Open access

Đorđe Stefanović, Violeta Šiljak, Slađana Mijatović and Vladan Vukašinović

Abstract

The scientific contribution of this paper consists of an innovative approach to the issues of Orthodox faith and sport, which opens up a new creative area for theology itself, where sport also gets new opportunities. Given the known "affair" in almost all sports branches, which illustrate the state of "alarming helplessness", the contribution of faith in solving it is indisputable, especially in the way advocated in this research work. The primary goal is to extract from the plethora of theological literature those contents that can encourage the creative responsibility of all positive factors of sports events, from the athletes themselves, through their managers and club officials to the fans. Recognizing these problems and referring to theological sources as "clear content", without the bias of the members, with critical awareness, qualifies work to search and find adequate answers to the asked questions. The mere fact that a new research field has been opened, without the intention to make the last word on this, points to the scientific contribution of this paper.

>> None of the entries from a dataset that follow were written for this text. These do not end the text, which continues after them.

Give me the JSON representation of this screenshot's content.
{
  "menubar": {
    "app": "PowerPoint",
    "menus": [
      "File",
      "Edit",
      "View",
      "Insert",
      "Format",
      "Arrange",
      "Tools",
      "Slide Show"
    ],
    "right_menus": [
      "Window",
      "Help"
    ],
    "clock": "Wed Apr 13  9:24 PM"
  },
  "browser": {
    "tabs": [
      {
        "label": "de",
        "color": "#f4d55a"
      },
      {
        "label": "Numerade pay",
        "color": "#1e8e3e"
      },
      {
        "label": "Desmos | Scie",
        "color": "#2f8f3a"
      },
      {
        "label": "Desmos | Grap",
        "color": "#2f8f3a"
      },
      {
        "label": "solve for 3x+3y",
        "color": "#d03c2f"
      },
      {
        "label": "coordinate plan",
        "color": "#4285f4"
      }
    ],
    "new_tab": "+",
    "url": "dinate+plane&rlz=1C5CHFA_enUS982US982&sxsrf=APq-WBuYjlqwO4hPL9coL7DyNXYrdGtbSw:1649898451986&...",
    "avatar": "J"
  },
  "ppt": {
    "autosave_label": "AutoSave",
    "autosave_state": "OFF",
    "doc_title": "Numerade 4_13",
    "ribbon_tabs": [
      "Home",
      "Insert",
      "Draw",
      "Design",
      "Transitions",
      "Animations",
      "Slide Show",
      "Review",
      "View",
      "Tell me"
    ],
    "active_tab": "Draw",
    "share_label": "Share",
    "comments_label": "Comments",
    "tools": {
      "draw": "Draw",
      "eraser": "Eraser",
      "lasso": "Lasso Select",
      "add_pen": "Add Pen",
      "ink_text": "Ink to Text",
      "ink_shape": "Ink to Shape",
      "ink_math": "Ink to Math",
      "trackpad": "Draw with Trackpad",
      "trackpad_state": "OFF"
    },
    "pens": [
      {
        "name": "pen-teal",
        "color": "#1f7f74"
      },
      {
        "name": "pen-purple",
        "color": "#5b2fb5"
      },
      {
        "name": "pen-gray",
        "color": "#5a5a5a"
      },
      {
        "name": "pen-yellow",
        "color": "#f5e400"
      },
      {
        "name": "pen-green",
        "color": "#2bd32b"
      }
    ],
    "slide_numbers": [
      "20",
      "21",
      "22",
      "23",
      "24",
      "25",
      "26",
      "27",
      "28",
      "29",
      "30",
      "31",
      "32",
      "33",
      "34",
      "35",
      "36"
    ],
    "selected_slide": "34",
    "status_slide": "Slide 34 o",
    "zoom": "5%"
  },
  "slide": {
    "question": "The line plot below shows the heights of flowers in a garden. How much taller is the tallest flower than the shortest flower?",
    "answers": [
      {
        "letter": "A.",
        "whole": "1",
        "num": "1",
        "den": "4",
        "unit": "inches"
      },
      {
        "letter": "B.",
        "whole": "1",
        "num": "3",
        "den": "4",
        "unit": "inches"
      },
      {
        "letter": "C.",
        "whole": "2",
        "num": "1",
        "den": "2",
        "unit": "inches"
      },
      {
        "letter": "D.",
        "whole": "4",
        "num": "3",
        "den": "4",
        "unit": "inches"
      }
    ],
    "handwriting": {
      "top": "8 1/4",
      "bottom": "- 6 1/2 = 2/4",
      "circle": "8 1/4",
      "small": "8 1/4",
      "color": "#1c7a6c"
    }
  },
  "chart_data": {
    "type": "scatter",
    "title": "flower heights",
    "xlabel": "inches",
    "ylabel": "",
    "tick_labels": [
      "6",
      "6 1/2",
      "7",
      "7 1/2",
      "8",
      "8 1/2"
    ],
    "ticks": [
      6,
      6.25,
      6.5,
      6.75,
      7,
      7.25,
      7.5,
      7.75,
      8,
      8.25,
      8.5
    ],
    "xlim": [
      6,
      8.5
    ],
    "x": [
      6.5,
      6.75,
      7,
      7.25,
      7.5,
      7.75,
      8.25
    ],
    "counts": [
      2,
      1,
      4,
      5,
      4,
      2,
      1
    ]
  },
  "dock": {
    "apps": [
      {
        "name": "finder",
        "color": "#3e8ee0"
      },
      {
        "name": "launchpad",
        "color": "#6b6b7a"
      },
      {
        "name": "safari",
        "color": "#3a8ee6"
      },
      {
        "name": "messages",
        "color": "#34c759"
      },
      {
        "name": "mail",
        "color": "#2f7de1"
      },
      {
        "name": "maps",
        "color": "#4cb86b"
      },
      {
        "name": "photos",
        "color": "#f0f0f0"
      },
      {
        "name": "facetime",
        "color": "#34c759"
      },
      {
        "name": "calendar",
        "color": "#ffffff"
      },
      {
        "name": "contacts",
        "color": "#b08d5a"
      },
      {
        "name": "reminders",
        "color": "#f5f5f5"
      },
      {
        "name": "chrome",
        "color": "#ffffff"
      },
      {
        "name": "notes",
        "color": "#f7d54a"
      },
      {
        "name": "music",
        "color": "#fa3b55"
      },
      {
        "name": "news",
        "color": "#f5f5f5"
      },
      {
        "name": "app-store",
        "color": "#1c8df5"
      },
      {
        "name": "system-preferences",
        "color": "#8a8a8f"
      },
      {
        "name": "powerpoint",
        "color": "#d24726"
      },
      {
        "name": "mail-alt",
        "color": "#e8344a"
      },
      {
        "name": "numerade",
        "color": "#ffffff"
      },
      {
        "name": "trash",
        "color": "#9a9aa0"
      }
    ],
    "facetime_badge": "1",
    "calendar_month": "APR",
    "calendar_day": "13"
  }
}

Open access

Ljubiša Despotović

Abstract

The paper analyzes spiritual stumbling of modern man which in addition to other general aspects of life has also led to sport degradation to only one dimesion ‐ the dimension of the result covering particular material interests of having power and being popular to which all other sport components including playing as the most honourable ingredient, which in terms of anthropology defines man as a being whose essential characteristic is playing, are inferior. Spiritual stumbling of modern man is a result of ratiocentrism (that is, his abandoning the concept of theocentrism) with dispair and loss of morality turning the complex body‐spirit bond into an instrument and the sport competition itself into an alienating form of achieving results at all costs. As a result, athletes themselves as main participants in competitions (either against other competitors or against themselves) have become an instrument‐tool for gaining profit. Spiritual stumbling have generated moral crisis and left sports and their participants without any human dimension of existence degrading them to a single physical dimension and its merciless and brutal exploitation.